[Website and app data records]
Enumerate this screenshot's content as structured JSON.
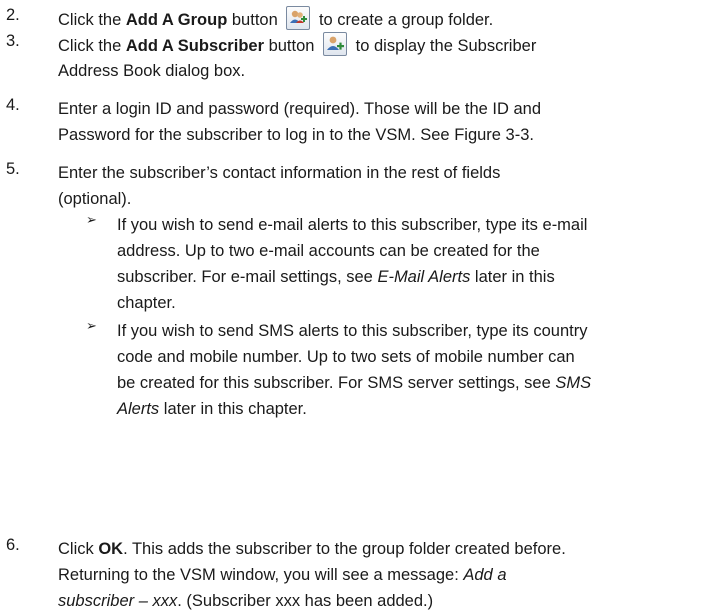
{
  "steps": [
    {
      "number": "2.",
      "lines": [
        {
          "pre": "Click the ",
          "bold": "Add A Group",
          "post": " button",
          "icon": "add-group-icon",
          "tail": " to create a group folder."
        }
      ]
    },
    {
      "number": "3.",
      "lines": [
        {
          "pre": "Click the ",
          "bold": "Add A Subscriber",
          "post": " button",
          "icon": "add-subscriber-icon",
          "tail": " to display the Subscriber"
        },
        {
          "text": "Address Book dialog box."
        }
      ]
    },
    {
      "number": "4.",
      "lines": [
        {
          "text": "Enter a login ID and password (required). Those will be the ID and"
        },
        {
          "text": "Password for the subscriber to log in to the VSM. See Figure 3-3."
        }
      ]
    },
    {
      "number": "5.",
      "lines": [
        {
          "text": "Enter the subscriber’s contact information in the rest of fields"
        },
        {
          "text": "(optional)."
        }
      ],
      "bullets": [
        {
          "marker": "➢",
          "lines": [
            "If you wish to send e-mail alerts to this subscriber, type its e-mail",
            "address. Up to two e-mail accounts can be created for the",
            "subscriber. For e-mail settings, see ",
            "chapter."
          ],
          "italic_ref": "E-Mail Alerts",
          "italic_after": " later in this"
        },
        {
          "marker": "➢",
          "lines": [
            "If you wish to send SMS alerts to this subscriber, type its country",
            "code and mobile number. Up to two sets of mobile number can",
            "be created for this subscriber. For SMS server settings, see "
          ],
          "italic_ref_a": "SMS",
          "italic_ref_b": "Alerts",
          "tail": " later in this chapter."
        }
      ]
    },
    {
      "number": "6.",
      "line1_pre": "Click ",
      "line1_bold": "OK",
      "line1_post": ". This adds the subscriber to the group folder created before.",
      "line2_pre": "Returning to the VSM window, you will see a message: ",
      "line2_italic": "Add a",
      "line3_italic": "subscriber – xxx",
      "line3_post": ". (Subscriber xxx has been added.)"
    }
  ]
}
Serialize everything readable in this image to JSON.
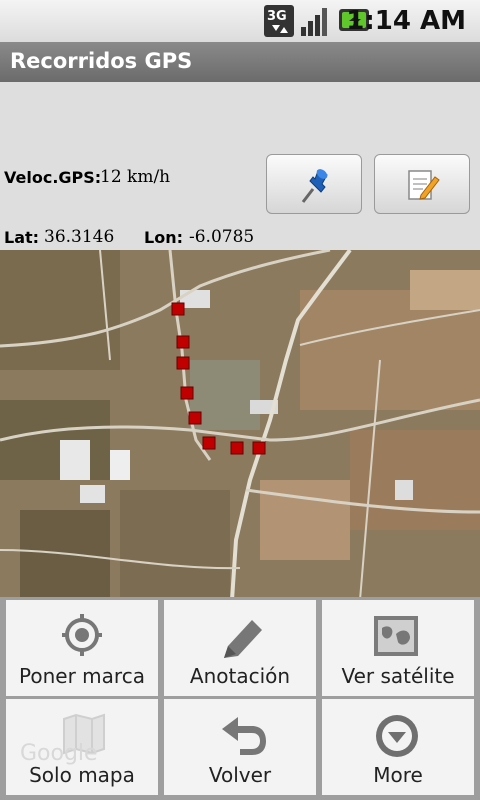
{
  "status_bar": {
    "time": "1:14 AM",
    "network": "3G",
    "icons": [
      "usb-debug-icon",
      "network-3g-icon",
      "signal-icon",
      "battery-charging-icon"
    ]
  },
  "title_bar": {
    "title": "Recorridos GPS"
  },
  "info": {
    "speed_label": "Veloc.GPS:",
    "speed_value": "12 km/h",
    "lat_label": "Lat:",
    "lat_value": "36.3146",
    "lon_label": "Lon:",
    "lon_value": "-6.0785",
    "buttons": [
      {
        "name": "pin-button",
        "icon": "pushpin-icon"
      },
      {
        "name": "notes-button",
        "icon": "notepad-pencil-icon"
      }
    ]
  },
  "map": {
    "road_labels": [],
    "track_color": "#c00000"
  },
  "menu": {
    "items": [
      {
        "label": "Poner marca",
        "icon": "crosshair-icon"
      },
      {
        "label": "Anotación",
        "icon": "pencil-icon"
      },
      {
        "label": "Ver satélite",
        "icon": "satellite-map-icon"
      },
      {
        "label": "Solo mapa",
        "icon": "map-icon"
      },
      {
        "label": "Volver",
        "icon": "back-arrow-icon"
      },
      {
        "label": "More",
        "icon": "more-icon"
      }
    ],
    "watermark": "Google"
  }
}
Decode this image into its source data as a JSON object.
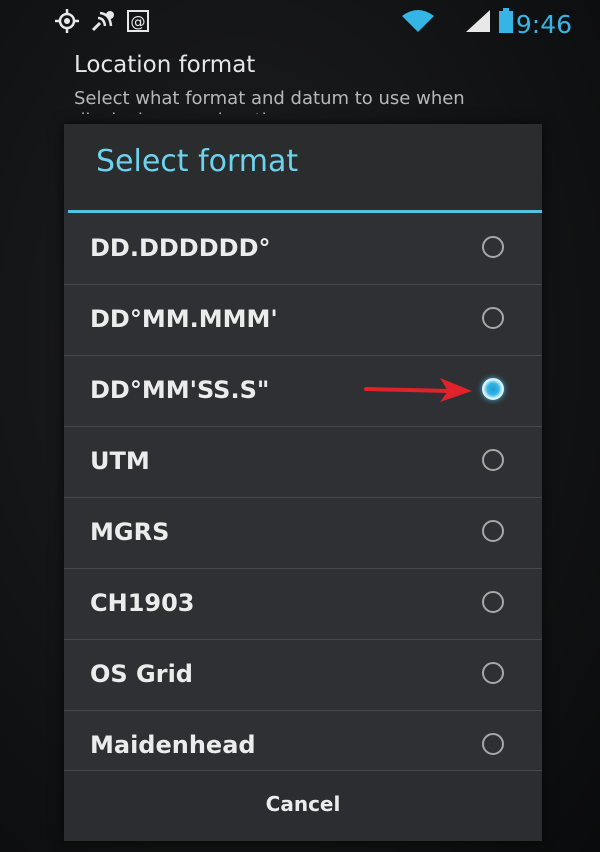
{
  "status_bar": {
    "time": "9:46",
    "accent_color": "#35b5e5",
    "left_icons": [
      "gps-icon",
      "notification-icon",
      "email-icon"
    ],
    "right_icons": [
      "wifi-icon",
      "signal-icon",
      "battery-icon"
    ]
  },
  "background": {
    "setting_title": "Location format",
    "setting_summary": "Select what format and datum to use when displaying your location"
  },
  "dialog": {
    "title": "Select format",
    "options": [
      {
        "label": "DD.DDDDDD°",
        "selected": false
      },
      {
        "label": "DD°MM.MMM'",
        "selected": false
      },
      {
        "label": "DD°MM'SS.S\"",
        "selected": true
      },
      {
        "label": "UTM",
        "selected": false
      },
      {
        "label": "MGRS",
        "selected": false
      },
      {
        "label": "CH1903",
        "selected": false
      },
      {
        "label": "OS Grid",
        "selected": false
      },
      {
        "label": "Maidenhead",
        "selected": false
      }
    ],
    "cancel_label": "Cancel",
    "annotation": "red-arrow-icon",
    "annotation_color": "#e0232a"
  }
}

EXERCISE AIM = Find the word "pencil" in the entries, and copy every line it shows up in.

RESULT OF THE TASK =
        "icon": "notepad-pencil-icon"
        "icon": "pencil-icon"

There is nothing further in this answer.